In modern Russia there is no such thing as elections — only mock elections. The entire system is designed so that the true opposition parties cannot register for the elections and those individuals who could potentially mount a serious challenge to the ruling United Russia party are powerless to do so.
Does that mean that all of the activity during the run-up to elections is pointless? No, not at all. It is of great use for everything unconnected with the elections themselves.
Just tearing your ballot in half is pointless. But launching a campaign and calling on everyone to tear up their ballots is a good idea because it draws public attention to the fraudulent nature of these elections. In the same way, simply voting for any party but United Russia won’t accomplish anything, but encouraging everyone to do so is helpful. In short, every action taken to show that Russia does not have true elections is beneficial.
Russia does not have true elections, but if it did, for whom would most Russians vote? The answer is far from inspiring. They would vote for the Communist Party or the Liberal Democratic Party — in short, for anyone who promises to put thieves behind bars, make poor people rich and stick it to “those damned Americans who are always plotting against great and good Russia.”
As the Arab Spring and the earlier Orange Revolution have demonstrated, people in today’s world always participate in deciding how their country is governed with the aid of either elections or uprisings.
Unfortunately, a revolution is no guarantee of better governance. It only guarantees that a new warm body is placed in the leader’s chair. If society functions like a herd of baboons, a revolution does not mean that they will stop acting like a herd of baboons. It only means that a young baboon will replace the old one at the top spot.
Of the revolutions that took place in Kyrgyzstan in 2005, Ukraine in 2004 and Georgia in 2003, the first two resulted in a change of baboons and only in the last did it lead to a new and constructive change in the life of the country.
This leads to a simple question: With no elections in Russia, increasing dissatisfaction with the ruling regime, the growing likelihood of an uprising, and few Russians supporting the often infantile and left-leaning pro-Western opposition, what guarantee do we have that a revolution would install Boris Nemtsov and Mikhail Kasyanov and not Dmitry Rogozin and Vladimir Zhirinovsky?
The answer is very simple: the more the Russian elite — especially the business elite — support a regime change, the less radical that change will be. In short, if the elite continue supporting the regime until the last possible moment, we will end up with nationalism and a gang of fascists in charge. If the elite abandon ship before it’s too late, we will end up with a temporary government.

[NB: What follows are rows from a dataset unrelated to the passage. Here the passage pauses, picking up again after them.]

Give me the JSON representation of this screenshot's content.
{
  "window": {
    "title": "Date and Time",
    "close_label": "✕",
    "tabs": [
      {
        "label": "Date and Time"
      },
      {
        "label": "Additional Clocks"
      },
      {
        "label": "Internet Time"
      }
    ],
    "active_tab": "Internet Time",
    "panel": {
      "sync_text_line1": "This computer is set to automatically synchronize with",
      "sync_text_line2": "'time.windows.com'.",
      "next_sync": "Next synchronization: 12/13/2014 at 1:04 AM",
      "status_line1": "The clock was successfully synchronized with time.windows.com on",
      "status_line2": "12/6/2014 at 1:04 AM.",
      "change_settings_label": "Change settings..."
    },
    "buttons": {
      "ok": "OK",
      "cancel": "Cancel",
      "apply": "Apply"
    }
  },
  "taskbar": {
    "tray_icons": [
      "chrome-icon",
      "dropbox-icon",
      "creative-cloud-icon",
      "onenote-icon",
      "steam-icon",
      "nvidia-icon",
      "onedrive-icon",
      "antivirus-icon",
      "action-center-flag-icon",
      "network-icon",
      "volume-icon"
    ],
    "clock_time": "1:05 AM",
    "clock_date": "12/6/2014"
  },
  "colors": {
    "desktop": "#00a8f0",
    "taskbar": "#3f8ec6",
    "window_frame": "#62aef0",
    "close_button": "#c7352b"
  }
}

Now consider this: Russia today has a single public figure who has a good chance of winning support from either a radical uprising or a moderate revolution. His name is Alexei Navalny. This fellow has skillfully built a fail-safe strategy. His web site Rospil.info appeals simultaneously to the general electorate and to the business elite. Voters like the way he exposes flagrant government corruption. Businesspeople admire the way Navalny, a lawyer by profession, manages to beat the authorities at their own game. By participating in the Russian March earlier this month, Navalny appealed to nationalists and to those members of the Russian elite who are fed up with leftist liberal multiculturalism and internationalism. In a sense, Navalny can’t lose with his “vote for any other party” campaign: Any vote not cast for United Russia could be considered a vote for him.
It is difficult to gauge exactly how much chance Navalny has of becoming the Russian equivalent of Georgian President Mikheil Saakashvili. But as of today, not a single Russian public figure other than Navalny has any chance at all.